▸ TASK REQUIREMENTS: If a line in the records below contains the word "name", copy it out.

[Element data from apps and pages]
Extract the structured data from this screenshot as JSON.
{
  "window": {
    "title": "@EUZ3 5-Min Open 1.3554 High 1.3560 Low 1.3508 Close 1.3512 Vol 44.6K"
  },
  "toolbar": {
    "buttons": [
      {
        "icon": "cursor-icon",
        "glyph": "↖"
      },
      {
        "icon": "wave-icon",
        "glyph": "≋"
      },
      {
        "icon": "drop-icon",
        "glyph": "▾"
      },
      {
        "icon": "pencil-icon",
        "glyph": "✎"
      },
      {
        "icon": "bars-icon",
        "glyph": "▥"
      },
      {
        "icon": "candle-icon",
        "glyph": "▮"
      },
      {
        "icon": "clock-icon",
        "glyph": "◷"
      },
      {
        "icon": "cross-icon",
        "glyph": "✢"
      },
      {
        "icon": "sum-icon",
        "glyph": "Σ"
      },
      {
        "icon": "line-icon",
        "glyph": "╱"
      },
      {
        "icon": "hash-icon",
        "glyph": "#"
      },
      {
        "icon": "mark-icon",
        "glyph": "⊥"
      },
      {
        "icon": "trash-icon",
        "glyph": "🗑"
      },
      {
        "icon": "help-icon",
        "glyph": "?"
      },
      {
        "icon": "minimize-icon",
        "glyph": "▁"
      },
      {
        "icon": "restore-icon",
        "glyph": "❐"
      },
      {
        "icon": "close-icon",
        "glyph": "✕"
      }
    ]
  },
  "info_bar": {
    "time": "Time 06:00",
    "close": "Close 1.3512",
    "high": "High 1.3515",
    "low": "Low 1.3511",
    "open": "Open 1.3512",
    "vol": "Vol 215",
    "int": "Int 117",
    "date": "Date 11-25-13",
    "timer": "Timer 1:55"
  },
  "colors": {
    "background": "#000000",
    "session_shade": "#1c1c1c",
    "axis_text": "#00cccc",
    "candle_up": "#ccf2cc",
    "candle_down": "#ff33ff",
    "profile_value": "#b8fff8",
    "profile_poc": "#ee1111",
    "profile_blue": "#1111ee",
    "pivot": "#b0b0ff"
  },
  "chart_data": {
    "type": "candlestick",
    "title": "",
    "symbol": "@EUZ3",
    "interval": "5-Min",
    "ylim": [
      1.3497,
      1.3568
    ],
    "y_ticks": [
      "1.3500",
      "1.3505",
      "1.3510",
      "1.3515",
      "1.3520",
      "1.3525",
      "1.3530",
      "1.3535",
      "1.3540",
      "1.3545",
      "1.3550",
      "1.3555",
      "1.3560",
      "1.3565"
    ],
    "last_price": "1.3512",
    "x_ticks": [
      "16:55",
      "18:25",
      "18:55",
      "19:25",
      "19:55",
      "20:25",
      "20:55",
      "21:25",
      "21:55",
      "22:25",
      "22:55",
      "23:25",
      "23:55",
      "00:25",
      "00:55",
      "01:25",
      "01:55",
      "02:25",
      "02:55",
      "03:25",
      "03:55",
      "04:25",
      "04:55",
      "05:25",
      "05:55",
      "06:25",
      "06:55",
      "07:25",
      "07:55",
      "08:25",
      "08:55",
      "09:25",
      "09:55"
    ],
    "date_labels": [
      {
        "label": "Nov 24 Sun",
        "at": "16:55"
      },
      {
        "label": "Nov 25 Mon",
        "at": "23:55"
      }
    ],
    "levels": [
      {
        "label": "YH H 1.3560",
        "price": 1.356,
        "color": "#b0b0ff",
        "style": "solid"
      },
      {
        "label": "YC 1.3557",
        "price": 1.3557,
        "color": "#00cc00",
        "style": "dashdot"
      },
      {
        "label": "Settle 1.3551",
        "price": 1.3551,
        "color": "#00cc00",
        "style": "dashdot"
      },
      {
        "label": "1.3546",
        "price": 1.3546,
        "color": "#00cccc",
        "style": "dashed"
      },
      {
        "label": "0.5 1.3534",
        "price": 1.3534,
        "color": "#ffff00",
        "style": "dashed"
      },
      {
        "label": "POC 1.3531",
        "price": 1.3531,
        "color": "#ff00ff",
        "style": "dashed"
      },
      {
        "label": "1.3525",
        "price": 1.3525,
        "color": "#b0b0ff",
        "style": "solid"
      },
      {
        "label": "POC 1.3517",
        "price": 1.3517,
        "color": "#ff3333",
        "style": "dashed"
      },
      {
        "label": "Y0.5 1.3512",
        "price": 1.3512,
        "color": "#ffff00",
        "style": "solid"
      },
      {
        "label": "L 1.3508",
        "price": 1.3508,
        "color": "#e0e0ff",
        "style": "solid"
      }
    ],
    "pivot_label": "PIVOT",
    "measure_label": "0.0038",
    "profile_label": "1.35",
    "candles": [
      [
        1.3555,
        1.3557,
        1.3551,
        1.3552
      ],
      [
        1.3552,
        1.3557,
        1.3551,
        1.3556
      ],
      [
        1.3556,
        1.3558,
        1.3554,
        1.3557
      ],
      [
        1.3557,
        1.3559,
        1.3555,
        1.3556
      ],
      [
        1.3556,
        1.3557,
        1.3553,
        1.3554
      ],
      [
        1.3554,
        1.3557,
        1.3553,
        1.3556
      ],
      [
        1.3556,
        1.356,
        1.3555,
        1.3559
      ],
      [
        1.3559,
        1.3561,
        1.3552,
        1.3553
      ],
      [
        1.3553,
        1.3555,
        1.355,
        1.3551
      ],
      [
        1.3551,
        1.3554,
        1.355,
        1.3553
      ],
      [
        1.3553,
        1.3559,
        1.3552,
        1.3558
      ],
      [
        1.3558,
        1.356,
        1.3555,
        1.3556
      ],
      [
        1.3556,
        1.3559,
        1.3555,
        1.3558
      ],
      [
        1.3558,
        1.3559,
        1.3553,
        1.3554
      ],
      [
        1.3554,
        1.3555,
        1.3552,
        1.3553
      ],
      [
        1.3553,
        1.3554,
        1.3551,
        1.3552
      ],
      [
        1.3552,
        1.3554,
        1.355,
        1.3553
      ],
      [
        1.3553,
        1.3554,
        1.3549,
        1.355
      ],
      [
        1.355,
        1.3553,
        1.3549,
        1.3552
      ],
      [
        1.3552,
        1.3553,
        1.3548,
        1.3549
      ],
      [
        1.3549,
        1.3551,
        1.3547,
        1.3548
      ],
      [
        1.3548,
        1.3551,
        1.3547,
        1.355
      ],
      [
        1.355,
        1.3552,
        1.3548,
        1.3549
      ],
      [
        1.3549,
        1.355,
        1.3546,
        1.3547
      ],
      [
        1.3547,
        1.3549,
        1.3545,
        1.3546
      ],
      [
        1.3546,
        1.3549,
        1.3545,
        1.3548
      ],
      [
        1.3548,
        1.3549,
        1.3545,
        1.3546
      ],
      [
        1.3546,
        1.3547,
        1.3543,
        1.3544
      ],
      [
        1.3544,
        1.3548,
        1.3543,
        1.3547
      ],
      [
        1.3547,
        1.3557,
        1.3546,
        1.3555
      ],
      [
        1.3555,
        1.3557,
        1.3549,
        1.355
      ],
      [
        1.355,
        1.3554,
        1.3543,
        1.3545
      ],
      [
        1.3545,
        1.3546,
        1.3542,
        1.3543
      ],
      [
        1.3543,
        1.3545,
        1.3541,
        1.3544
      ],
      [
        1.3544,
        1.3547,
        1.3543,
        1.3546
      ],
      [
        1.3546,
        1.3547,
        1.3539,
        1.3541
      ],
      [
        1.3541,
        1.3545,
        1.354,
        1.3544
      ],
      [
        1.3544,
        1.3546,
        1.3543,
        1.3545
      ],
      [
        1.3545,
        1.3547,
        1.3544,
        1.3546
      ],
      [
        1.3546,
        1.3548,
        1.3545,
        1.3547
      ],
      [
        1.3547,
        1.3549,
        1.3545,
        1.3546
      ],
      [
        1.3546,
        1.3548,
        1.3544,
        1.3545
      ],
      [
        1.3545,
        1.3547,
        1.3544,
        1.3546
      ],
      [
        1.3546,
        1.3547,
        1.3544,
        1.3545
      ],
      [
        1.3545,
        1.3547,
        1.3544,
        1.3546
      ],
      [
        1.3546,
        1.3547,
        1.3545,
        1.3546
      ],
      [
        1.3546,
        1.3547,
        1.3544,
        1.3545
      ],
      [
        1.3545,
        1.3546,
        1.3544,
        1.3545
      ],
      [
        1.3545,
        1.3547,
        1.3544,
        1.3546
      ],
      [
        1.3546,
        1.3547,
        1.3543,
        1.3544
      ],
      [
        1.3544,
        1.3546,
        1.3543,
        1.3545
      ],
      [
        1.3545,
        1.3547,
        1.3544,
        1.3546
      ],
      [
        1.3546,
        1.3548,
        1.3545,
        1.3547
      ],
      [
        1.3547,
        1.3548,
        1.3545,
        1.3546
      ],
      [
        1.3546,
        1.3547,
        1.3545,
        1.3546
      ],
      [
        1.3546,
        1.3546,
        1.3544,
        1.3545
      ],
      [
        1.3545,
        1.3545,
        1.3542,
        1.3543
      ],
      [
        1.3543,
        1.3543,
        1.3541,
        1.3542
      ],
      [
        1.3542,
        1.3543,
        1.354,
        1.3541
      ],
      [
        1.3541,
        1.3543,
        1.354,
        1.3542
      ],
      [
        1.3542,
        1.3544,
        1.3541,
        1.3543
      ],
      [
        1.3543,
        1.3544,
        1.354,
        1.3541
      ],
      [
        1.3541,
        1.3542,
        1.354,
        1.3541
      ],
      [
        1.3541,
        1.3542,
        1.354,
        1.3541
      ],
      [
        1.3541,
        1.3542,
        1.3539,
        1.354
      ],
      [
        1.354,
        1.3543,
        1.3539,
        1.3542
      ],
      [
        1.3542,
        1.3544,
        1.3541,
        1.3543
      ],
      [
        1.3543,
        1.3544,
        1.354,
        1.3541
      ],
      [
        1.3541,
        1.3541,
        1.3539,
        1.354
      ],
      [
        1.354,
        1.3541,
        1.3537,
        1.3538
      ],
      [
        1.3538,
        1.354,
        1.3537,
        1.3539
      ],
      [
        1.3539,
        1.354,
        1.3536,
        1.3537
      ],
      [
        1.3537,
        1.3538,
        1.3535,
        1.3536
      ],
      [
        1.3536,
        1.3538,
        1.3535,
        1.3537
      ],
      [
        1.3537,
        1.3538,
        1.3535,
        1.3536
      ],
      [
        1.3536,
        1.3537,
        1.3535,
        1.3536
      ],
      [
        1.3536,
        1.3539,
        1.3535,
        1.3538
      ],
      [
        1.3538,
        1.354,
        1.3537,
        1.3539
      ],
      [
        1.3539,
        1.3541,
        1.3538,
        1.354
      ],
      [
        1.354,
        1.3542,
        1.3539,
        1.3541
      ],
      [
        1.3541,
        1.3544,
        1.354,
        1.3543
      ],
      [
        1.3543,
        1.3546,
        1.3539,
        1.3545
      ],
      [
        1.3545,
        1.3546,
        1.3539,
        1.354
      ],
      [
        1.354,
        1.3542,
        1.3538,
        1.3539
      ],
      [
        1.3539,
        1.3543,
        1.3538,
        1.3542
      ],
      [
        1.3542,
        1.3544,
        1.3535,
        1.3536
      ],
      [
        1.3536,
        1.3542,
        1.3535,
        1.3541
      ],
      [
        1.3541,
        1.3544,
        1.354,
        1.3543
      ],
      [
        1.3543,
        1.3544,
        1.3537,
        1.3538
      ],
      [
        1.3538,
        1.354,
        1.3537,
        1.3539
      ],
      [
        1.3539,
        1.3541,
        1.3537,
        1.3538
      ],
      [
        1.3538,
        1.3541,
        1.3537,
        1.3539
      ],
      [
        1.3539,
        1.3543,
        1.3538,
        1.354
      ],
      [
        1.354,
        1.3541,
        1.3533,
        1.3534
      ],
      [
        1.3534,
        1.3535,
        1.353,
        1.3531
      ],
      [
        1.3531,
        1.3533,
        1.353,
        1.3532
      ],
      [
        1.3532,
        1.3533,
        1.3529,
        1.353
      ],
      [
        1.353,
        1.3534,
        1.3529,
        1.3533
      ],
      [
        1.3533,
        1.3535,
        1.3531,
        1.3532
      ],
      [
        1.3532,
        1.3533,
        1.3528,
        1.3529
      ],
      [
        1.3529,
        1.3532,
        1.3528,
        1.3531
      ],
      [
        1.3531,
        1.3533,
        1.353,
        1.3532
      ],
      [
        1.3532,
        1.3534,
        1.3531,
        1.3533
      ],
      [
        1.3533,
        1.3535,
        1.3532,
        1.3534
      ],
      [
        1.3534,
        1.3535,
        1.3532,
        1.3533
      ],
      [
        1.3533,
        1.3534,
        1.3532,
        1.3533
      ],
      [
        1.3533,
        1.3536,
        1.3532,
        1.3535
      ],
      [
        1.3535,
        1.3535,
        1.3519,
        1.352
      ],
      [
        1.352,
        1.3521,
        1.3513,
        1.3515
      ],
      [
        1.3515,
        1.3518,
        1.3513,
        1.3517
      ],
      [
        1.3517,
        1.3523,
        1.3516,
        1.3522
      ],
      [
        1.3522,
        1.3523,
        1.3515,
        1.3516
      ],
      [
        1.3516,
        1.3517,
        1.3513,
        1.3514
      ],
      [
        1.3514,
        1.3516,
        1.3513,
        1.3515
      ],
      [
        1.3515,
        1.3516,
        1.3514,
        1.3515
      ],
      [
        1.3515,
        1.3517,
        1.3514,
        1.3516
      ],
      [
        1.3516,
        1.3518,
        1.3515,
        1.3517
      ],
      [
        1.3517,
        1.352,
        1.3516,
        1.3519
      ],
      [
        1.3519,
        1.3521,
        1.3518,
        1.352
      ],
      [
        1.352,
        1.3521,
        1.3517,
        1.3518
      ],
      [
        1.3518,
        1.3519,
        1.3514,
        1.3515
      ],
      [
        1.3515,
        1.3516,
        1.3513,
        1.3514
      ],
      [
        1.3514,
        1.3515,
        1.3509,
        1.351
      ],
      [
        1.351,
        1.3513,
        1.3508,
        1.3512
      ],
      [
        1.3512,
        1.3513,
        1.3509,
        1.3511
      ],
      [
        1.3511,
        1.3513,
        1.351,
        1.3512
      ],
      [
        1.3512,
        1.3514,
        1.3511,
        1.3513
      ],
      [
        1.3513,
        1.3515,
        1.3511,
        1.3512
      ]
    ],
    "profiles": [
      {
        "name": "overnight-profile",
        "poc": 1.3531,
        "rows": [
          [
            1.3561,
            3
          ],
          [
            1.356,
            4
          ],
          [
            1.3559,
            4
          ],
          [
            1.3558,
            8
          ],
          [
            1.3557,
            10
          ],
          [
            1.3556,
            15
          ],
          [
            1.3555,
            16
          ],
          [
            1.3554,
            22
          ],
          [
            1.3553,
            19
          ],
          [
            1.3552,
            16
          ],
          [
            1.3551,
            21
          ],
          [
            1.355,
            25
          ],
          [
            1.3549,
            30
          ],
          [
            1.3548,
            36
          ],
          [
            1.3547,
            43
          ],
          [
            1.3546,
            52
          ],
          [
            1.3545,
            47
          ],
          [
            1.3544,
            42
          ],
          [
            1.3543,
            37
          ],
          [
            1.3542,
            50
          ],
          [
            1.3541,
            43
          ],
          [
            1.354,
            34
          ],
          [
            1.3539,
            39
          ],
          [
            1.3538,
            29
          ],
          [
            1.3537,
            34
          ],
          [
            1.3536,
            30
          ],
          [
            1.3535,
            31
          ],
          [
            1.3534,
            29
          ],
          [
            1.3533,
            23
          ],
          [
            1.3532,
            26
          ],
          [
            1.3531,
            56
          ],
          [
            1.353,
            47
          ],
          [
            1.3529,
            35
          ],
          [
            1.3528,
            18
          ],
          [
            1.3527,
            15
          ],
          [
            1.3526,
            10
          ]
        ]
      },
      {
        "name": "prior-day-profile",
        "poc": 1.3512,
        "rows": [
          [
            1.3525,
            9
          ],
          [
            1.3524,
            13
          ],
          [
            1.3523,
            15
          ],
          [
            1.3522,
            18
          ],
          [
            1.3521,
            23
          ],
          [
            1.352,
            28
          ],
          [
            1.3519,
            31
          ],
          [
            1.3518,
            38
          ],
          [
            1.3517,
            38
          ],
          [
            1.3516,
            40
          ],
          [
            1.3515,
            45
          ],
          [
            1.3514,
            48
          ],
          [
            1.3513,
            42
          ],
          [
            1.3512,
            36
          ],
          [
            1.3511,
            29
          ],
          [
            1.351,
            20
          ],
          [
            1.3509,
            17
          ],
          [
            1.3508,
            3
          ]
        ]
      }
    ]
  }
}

▸ ANSWER TO THE PROBLEM:
        "name": "overnight-profile",
        "name": "prior-day-profile",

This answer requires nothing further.